EXERCISE DETAILS: Nothing but the text of the records should come back; copy it exactly and leave the pictures out.

DATASET:

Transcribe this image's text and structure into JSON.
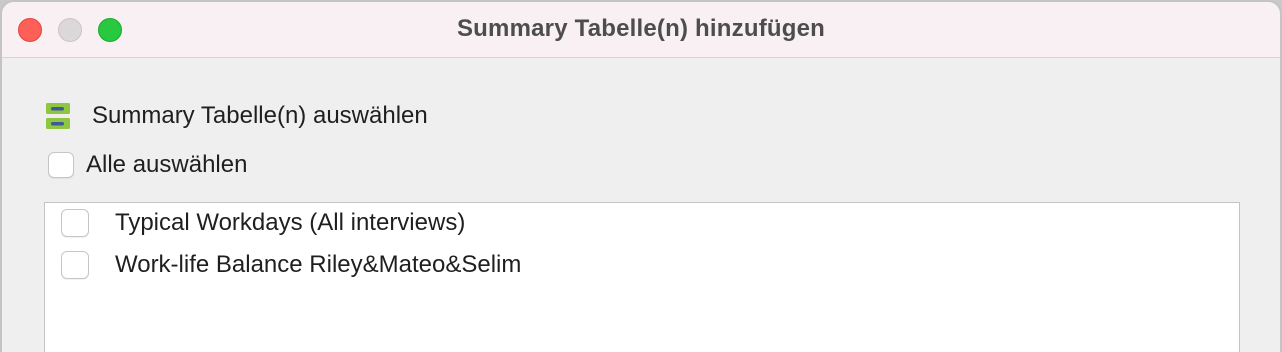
{
  "window": {
    "title": "Summary Tabelle(n) hinzufügen"
  },
  "section": {
    "icon": "summary-table-icon",
    "label": "Summary Tabelle(n) auswählen"
  },
  "select_all": {
    "label": "Alle auswählen",
    "checked": false
  },
  "tables": [
    {
      "label": "Typical Workdays (All interviews)",
      "checked": false
    },
    {
      "label": "Work-life Balance Riley&Mateo&Selim",
      "checked": false
    }
  ],
  "colors": {
    "titlebar": "#f8f0f2",
    "background": "#efefef",
    "icon_green": "#8ec63f",
    "icon_blue": "#3a5a9b",
    "close": "#fe5f57",
    "minimize": "#dcd8d9",
    "maximize": "#28c840"
  }
}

FINISHED TASK:
Transcribe this image's text and structure into JSON.
{
  "window": {
    "title": "Summary Tabelle(n) hinzufügen"
  },
  "section": {
    "icon": "summary-table-icon",
    "label": "Summary Tabelle(n) auswählen"
  },
  "select_all": {
    "label": "Alle auswählen",
    "checked": false
  },
  "tables": [
    {
      "label": "Typical Workdays (All interviews)",
      "checked": false
    },
    {
      "label": "Work-life Balance Riley&Mateo&Selim",
      "checked": false
    }
  ],
  "colors": {
    "titlebar": "#f8f0f2",
    "background": "#efefef",
    "icon_green": "#8ec63f",
    "icon_blue": "#3a5a9b",
    "close": "#fe5f57",
    "minimize": "#dcd8d9",
    "maximize": "#28c840"
  }
}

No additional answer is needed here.